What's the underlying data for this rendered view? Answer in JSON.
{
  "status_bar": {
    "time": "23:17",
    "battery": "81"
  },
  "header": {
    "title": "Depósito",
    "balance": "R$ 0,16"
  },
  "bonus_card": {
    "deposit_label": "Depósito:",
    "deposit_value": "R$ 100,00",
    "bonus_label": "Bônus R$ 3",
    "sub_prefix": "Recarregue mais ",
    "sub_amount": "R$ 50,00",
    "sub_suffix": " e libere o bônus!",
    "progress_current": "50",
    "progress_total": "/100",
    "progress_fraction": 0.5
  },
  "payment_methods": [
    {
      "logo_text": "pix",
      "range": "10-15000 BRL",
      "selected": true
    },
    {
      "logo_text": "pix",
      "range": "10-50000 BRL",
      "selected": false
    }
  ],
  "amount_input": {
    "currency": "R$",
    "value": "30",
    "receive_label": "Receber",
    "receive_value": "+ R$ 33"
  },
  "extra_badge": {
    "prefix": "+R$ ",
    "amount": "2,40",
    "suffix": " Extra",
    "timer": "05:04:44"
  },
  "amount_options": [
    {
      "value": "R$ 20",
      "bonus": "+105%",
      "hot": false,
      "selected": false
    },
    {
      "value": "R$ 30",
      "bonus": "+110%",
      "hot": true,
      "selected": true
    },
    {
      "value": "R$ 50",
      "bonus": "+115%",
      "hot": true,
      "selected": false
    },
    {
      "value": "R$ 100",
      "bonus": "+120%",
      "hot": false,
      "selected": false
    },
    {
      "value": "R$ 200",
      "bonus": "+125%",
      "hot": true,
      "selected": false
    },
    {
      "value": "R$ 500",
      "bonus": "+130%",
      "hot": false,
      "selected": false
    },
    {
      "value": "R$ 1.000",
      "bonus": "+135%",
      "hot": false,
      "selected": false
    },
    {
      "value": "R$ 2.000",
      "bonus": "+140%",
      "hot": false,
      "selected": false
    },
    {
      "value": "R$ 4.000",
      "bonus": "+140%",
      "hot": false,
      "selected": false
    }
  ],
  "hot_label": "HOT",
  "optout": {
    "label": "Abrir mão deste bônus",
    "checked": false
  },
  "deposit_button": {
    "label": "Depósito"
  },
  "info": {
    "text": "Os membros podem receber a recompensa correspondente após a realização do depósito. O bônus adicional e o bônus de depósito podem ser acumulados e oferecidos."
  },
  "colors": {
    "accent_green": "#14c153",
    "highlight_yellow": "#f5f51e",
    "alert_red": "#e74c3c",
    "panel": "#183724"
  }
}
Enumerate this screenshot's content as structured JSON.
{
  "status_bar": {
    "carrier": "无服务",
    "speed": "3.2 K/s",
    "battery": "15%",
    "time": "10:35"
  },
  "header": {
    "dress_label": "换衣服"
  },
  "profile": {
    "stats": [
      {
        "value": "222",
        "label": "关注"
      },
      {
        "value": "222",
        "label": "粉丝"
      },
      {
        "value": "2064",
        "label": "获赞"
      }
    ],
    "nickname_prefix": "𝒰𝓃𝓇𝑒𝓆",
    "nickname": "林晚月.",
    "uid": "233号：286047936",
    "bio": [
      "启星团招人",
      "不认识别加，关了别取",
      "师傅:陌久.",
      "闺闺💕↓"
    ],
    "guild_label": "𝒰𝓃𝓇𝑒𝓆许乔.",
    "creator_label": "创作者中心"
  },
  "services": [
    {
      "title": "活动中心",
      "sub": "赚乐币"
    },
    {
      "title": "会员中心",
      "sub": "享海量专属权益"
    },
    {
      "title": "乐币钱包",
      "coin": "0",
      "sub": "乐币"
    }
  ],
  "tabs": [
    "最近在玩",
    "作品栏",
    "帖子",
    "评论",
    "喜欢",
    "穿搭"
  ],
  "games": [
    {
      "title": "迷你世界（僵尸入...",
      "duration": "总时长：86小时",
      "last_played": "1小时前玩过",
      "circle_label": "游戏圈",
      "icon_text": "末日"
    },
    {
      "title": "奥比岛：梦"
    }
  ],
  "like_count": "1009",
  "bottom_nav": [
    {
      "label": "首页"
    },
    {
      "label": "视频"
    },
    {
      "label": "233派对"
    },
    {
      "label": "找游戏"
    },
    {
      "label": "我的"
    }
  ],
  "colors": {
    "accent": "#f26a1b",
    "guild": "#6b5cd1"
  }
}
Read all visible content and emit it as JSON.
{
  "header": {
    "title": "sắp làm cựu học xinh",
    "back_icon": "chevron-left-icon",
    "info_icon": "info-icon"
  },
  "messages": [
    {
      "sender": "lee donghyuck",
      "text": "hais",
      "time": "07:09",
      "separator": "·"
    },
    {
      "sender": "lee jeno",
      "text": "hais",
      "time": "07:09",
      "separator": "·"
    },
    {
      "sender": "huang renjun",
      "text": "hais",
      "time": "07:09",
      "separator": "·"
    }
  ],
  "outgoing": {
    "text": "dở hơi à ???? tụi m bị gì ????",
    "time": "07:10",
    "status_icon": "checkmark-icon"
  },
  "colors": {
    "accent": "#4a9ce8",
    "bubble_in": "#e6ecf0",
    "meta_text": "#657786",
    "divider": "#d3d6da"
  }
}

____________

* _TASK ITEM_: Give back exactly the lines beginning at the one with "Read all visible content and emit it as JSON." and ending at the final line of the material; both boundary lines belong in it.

* _WRITTEN RESPONSE_:
Read all visible content and emit it as JSON.
{
  "header": {
    "title": "sắp làm cựu học xinh",
    "back_icon": "chevron-left-icon",
    "info_icon": "info-icon"
  },
  "messages": [
    {
      "sender": "lee donghyuck",
      "text": "hais",
      "time": "07:09",
      "separator": "·"
    },
    {
      "sender": "lee jeno",
      "text": "hais",
      "time": "07:09",
      "separator": "·"
    },
    {
      "sender": "huang renjun",
      "text": "hais",
      "time": "07:09",
      "separator": "·"
    }
  ],
  "outgoing": {
    "text": "dở hơi à ???? tụi m bị gì ????",
    "time": "07:10",
    "status_icon": "checkmark-icon"
  },
  "colors": {
    "accent": "#4a9ce8",
    "bubble_in": "#e6ecf0",
    "meta_text": "#657786",
    "divider": "#d3d6da"
  }
}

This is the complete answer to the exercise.